◆ **Given data**

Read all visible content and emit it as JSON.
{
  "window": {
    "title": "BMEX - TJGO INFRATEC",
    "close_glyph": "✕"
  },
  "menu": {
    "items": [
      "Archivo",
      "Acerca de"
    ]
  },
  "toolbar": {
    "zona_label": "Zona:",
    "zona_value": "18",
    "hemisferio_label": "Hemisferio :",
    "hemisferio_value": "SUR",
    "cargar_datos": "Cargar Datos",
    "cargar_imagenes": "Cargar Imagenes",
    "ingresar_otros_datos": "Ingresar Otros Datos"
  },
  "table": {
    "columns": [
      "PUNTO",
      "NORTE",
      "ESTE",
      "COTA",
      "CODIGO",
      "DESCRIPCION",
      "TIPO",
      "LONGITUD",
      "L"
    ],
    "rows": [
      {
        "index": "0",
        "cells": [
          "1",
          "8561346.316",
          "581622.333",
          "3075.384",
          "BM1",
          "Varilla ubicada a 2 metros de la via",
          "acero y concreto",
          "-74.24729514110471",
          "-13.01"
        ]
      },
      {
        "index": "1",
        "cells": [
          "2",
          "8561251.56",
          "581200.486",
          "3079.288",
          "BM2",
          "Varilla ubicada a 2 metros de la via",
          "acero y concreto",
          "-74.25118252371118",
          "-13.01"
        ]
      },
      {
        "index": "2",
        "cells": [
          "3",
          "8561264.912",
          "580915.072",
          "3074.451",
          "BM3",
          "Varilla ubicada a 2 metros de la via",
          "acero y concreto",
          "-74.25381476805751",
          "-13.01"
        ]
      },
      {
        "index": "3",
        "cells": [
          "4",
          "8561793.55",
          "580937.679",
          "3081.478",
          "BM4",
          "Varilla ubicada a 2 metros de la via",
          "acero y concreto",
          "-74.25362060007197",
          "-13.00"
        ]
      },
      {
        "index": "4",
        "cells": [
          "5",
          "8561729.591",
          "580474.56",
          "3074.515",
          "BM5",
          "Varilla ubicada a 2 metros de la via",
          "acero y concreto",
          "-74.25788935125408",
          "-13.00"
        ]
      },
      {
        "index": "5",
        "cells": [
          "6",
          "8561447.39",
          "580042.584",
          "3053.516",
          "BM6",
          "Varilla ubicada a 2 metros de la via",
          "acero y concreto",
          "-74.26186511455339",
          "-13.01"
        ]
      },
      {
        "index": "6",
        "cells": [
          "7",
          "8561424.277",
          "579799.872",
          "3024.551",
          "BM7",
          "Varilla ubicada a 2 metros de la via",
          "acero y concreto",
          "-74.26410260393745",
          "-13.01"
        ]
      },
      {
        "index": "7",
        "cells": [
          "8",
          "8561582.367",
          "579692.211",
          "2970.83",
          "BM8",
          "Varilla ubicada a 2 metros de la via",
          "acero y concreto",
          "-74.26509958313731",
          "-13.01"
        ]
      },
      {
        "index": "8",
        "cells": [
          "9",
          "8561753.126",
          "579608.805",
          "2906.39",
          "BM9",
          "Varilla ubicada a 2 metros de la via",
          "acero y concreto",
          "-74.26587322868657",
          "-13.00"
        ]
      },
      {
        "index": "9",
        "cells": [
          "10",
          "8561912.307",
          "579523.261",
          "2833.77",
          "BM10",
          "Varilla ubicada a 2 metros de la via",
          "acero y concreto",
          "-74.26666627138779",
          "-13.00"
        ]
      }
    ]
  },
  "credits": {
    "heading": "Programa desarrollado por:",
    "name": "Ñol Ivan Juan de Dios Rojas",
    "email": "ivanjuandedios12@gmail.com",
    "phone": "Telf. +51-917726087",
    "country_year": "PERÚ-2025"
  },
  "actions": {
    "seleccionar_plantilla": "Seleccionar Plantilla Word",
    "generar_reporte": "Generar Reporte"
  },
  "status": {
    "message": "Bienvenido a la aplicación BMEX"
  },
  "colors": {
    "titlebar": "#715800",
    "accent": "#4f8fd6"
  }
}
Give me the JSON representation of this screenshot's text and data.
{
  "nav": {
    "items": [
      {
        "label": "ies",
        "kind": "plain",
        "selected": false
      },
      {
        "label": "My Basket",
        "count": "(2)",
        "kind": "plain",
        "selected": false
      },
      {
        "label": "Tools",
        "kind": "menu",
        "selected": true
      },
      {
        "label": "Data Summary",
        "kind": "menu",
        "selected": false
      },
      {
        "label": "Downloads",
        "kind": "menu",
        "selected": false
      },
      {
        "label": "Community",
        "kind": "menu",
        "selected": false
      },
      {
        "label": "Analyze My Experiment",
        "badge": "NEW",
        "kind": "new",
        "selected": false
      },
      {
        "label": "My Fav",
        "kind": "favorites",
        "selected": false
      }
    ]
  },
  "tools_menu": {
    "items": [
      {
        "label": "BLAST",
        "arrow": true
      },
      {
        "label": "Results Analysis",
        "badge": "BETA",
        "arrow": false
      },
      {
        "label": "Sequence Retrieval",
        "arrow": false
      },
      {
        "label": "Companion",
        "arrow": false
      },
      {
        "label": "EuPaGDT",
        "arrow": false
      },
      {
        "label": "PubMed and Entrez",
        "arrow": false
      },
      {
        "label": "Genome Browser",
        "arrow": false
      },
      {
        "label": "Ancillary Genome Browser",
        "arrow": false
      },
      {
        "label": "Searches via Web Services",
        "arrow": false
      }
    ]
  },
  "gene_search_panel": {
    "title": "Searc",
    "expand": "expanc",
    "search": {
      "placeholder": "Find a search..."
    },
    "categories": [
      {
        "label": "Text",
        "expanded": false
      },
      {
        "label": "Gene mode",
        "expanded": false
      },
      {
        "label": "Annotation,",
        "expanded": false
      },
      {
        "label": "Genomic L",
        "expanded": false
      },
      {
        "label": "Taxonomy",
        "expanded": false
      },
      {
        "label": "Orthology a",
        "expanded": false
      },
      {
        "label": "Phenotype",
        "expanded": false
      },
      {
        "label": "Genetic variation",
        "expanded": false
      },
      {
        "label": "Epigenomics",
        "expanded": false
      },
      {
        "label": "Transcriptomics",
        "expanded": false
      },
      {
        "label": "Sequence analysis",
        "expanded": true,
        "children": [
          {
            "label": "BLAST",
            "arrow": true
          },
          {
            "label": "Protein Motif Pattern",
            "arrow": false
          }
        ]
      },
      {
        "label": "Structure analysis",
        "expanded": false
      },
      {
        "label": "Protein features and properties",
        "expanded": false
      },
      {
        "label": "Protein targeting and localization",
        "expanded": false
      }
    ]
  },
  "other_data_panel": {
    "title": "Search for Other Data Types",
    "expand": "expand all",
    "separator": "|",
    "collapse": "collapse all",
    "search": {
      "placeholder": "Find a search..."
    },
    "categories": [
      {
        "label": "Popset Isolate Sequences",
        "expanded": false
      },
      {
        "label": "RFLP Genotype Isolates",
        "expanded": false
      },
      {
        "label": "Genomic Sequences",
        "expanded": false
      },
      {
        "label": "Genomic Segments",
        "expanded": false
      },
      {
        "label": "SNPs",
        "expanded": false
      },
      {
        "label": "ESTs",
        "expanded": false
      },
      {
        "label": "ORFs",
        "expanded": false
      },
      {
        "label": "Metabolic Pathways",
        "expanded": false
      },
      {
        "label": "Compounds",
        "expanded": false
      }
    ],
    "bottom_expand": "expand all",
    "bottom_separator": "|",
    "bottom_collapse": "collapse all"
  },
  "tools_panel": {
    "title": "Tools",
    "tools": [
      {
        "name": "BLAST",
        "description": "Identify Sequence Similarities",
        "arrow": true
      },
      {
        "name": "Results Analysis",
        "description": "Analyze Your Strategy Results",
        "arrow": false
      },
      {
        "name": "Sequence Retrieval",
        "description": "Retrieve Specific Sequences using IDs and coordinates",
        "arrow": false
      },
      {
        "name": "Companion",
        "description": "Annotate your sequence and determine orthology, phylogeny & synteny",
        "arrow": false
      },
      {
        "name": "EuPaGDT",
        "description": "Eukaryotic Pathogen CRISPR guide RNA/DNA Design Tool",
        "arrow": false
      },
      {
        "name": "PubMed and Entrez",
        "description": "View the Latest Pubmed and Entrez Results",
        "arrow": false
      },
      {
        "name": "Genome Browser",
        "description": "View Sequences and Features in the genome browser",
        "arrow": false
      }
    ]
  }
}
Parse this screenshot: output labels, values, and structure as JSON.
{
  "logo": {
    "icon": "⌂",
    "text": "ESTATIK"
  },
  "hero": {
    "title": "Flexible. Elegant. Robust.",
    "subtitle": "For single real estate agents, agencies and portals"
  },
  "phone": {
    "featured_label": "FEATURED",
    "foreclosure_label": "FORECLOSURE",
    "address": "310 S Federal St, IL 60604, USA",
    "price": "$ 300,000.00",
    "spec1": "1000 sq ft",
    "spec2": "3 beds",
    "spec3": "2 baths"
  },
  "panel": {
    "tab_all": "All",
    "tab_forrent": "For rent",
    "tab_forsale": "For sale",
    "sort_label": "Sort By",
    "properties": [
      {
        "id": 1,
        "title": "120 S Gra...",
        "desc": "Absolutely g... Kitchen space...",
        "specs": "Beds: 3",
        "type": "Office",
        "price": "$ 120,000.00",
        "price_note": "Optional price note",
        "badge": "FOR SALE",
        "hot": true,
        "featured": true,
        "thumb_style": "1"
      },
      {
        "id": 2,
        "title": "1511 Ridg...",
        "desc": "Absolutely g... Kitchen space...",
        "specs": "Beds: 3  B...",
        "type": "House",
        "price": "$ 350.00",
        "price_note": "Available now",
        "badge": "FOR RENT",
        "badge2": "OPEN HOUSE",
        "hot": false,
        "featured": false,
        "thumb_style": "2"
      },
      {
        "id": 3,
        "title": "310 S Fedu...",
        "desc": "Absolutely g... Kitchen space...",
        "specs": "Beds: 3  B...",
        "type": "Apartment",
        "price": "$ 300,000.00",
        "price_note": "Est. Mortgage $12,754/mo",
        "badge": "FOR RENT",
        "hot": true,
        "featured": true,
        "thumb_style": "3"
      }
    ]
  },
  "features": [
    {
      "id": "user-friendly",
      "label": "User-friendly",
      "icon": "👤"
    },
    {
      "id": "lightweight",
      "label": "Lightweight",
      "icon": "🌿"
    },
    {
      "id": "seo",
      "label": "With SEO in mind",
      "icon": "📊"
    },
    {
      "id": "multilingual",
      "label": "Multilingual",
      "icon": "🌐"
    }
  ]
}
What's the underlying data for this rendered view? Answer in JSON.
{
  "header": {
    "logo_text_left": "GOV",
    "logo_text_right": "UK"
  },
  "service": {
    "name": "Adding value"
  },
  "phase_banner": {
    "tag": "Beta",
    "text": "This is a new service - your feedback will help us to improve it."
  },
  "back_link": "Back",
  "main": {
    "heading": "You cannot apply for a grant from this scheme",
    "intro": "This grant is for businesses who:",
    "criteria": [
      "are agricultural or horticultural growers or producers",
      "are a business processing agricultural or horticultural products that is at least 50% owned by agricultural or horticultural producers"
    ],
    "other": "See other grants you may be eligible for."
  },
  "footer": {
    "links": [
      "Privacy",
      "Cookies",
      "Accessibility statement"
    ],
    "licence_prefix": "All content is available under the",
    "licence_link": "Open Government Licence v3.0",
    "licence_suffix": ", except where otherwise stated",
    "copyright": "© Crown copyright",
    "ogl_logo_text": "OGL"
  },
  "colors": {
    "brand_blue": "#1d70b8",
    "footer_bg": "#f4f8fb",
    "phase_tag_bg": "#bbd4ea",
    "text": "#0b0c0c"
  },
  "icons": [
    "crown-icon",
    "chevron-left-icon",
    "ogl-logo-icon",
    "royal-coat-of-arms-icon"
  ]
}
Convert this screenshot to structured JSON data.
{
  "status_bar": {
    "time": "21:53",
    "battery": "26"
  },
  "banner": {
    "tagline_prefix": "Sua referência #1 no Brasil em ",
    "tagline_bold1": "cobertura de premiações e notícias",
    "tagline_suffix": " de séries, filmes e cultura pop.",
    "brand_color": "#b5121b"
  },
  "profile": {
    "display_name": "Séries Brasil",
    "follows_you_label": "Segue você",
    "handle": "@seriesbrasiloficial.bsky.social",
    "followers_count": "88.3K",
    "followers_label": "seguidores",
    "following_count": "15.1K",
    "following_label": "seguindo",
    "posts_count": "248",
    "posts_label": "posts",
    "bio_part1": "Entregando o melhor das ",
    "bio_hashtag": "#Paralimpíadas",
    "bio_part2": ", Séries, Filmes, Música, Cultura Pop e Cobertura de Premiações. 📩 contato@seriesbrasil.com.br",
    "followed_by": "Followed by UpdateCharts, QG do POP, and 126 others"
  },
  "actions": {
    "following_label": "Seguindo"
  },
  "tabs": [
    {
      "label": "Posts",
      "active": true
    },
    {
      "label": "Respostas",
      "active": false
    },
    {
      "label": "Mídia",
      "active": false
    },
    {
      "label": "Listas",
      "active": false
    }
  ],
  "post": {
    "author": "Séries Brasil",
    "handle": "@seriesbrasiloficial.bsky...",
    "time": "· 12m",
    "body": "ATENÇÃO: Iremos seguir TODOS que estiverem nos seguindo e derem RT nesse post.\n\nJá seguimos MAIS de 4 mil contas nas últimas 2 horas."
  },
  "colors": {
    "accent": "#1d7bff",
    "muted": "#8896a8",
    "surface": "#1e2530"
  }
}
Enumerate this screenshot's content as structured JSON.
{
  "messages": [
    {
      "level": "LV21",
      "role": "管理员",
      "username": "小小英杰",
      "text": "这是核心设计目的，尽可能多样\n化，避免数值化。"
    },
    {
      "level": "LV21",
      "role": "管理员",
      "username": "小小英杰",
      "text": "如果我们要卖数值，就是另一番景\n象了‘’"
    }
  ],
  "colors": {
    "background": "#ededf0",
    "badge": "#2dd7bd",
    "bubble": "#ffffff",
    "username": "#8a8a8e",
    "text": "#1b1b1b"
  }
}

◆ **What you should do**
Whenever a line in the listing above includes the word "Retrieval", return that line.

◆ **Result of the exercise**
        "label": "Sequence Retrieval",
        "name": "Sequence Retrieval",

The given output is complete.